# TRY IT:
Copy out all lines in the data below containing the string "this".

Dataset entries

---+---

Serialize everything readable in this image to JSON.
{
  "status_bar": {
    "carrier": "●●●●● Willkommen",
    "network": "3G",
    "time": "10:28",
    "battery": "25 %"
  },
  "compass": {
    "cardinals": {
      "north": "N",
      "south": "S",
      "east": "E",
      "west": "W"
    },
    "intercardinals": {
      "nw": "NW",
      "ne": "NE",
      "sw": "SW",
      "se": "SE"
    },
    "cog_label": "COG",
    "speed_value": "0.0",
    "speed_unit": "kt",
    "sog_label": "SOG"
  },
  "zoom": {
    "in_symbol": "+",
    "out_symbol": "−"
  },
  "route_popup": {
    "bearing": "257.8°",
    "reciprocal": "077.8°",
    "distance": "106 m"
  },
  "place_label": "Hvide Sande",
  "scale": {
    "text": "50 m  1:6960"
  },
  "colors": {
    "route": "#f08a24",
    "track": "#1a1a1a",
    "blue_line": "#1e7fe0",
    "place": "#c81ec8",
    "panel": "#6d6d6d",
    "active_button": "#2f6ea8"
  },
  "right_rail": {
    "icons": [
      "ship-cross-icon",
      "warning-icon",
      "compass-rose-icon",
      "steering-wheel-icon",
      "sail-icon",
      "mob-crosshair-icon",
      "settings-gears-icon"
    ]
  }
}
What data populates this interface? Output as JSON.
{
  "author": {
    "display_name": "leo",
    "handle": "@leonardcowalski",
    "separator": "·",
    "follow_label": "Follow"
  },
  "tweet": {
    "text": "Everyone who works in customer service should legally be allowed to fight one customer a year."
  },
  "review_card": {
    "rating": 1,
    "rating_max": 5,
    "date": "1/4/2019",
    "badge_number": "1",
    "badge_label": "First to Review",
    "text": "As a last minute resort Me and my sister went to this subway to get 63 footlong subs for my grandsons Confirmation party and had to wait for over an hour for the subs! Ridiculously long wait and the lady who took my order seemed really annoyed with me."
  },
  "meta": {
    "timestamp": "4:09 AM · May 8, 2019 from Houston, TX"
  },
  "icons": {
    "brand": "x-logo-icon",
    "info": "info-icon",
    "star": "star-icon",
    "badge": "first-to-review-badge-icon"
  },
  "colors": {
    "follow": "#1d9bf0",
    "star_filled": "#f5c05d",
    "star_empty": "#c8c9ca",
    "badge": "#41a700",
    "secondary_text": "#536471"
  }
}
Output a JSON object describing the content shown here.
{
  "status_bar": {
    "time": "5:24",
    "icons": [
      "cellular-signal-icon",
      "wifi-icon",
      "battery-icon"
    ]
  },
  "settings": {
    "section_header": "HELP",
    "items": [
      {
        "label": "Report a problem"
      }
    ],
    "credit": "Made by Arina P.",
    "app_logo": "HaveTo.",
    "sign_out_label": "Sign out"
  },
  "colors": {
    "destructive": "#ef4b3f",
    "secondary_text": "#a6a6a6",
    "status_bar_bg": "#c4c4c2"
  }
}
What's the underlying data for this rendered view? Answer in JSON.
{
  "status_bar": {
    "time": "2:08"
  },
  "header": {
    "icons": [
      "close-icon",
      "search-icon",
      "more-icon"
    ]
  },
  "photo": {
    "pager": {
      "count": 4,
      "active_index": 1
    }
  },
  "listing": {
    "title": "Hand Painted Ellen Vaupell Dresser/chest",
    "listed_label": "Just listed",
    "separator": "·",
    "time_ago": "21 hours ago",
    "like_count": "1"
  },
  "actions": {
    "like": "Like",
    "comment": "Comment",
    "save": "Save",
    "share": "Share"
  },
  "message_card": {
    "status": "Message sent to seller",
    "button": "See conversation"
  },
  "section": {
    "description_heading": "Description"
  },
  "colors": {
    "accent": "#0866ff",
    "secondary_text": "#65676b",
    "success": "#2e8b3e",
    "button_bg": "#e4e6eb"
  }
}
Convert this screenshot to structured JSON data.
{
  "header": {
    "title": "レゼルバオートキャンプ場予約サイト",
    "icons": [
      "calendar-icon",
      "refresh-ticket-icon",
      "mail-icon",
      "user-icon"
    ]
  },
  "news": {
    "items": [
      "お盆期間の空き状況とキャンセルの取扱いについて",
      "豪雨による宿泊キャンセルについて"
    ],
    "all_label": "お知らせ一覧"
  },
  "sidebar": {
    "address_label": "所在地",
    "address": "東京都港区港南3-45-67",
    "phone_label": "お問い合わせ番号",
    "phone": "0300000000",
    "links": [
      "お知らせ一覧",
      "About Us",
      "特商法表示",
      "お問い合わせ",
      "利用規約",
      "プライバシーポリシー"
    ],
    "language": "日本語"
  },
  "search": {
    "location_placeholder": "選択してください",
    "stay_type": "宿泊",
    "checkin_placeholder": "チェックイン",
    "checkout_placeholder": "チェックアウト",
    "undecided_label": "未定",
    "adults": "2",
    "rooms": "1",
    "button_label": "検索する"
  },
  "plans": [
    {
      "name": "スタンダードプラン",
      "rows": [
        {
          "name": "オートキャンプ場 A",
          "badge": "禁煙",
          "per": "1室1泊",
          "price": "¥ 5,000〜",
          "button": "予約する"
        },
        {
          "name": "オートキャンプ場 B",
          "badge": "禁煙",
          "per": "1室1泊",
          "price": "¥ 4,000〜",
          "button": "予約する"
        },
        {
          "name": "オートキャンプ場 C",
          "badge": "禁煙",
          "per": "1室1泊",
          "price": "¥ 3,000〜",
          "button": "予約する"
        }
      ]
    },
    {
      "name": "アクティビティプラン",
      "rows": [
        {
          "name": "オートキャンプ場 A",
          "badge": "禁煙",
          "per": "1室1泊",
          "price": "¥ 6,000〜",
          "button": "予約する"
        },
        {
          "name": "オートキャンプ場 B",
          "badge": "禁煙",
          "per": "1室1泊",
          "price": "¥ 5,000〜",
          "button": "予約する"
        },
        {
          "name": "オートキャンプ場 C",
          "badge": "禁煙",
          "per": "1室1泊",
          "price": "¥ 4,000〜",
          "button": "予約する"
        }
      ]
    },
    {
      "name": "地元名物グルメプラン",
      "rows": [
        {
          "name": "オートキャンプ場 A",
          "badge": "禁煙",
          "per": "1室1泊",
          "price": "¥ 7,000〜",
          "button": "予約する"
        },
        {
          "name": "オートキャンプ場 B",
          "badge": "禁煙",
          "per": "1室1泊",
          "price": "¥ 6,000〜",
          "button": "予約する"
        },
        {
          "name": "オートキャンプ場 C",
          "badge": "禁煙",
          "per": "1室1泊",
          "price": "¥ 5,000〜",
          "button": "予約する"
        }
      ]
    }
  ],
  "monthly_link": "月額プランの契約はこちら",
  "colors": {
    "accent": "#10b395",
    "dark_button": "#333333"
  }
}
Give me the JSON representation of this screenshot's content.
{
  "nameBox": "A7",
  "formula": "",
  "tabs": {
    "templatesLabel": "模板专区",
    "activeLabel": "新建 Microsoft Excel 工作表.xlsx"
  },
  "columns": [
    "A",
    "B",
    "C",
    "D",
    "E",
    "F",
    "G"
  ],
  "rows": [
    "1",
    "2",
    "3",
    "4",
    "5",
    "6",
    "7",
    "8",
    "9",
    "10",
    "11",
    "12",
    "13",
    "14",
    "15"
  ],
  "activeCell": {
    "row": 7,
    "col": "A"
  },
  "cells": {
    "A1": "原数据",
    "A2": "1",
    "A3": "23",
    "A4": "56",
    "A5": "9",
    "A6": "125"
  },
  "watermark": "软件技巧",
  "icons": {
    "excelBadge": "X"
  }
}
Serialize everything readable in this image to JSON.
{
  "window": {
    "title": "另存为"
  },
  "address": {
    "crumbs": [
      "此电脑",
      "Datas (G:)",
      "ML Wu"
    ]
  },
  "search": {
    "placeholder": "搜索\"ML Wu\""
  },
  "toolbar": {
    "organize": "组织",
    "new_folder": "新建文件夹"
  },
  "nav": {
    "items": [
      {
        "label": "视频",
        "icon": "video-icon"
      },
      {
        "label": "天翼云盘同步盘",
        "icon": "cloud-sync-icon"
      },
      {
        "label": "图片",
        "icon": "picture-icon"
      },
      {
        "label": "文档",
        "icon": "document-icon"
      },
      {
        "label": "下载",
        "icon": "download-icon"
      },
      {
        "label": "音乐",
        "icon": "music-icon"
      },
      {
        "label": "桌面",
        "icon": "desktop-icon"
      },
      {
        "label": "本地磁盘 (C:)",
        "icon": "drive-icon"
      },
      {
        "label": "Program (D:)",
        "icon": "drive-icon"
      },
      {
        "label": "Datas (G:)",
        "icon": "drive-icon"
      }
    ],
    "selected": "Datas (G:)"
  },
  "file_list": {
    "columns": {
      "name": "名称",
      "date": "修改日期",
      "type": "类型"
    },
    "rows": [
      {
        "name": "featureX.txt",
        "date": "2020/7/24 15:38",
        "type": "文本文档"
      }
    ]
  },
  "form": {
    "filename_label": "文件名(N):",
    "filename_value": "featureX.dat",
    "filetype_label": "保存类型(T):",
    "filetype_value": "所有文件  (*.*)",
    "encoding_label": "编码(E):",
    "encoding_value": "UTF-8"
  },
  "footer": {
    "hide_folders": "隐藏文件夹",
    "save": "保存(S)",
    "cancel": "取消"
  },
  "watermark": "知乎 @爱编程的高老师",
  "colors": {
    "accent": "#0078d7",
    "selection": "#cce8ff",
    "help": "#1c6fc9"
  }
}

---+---

# YOUR RESPONSE:
Serialize everything readable in this image to JSON.
What data populates this interface? Output as JSON.
    "text": "As a last minute resort Me and my sister went to this subway to get 63 footlong subs for my grandsons Confirmation party and had to wait for over an hour for the subs! Ridiculously long wait and the lady who took my order seemed really annoyed with me."
What's the underlying data for this rendered view? Answer in JSON.
Convert this screenshot to structured JSON data.
Give me the JSON representation of this screenshot's content.
Serialize everything readable in this image to JSON.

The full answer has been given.